── GIVEN INFORMATION ──
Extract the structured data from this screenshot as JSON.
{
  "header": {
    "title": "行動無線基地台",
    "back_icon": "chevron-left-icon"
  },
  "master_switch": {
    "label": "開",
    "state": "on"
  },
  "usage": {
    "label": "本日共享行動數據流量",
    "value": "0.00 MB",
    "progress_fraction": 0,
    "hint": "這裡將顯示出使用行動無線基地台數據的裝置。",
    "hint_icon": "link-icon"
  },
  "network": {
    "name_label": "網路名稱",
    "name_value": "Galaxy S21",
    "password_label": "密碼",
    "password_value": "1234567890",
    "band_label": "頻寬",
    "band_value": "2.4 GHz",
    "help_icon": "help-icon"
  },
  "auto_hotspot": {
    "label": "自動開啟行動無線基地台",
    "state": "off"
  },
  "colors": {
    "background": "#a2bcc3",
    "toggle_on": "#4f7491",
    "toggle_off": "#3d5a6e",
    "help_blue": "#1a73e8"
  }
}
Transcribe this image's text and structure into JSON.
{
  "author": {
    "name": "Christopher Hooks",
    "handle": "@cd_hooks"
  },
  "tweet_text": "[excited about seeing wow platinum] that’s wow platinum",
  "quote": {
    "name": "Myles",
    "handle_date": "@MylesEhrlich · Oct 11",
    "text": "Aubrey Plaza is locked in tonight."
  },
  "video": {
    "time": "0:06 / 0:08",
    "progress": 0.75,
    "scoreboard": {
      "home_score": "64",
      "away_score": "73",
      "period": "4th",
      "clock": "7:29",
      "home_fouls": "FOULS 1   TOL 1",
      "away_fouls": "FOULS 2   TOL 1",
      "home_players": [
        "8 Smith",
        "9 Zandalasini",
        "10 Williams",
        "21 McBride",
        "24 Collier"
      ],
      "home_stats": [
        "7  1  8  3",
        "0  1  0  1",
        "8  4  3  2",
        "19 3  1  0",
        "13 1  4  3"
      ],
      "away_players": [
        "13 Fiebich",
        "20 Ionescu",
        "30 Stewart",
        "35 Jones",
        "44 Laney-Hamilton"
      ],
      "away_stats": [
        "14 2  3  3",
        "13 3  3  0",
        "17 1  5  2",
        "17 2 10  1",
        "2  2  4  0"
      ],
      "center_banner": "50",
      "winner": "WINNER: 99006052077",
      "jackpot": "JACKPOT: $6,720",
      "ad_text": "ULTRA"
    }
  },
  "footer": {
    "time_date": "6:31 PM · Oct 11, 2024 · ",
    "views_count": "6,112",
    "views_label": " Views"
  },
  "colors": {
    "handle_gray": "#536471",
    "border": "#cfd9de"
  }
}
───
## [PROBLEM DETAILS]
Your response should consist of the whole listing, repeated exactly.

## [TASK OUTPUT]
Extract the structured data from this screenshot as JSON.
{
  "header": {
    "title": "行動無線基地台",
    "back_icon": "chevron-left-icon"
  },
  "master_switch": {
    "label": "開",
    "state": "on"
  },
  "usage": {
    "label": "本日共享行動數據流量",
    "value": "0.00 MB",
    "progress_fraction": 0,
    "hint": "這裡將顯示出使用行動無線基地台數據的裝置。",
    "hint_icon": "link-icon"
  },
  "network": {
    "name_label": "網路名稱",
    "name_value": "Galaxy S21",
    "password_label": "密碼",
    "password_value": "1234567890",
    "band_label": "頻寬",
    "band_value": "2.4 GHz",
    "help_icon": "help-icon"
  },
  "auto_hotspot": {
    "label": "自動開啟行動無線基地台",
    "state": "off"
  },
  "colors": {
    "background": "#a2bcc3",
    "toggle_on": "#4f7491",
    "toggle_off": "#3d5a6e",
    "help_blue": "#1a73e8"
  }
}
Transcribe this image's text and structure into JSON.
{
  "author": {
    "name": "Christopher Hooks",
    "handle": "@cd_hooks"
  },
  "tweet_text": "[excited about seeing wow platinum] that’s wow platinum",
  "quote": {
    "name": "Myles",
    "handle_date": "@MylesEhrlich · Oct 11",
    "text": "Aubrey Plaza is locked in tonight."
  },
  "video": {
    "time": "0:06 / 0:08",
    "progress": 0.75,
    "scoreboard": {
      "home_score": "64",
      "away_score": "73",
      "period": "4th",
      "clock": "7:29",
      "home_fouls": "FOULS 1   TOL 1",
      "away_fouls": "FOULS 2   TOL 1",
      "home_players": [
        "8 Smith",
        "9 Zandalasini",
        "10 Williams",
        "21 McBride",
        "24 Collier"
      ],
      "home_stats": [
        "7  1  8  3",
        "0  1  0  1",
        "8  4  3  2",
        "19 3  1  0",
        "13 1  4  3"
      ],
      "away_players": [
        "13 Fiebich",
        "20 Ionescu",
        "30 Stewart",
        "35 Jones",
        "44 Laney-Hamilton"
      ],
      "away_stats": [
        "14 2  3  3",
        "13 3  3  0",
        "17 1  5  2",
        "17 2 10  1",
        "2  2  4  0"
      ],
      "center_banner": "50",
      "winner": "WINNER: 99006052077",
      "jackpot": "JACKPOT: $6,720",
      "ad_text": "ULTRA"
    }
  },
  "footer": {
    "time_date": "6:31 PM · Oct 11, 2024 · ",
    "views_count": "6,112",
    "views_label": " Views"
  },
  "colors": {
    "handle_gray": "#536471",
    "border": "#cfd9de"
  }
}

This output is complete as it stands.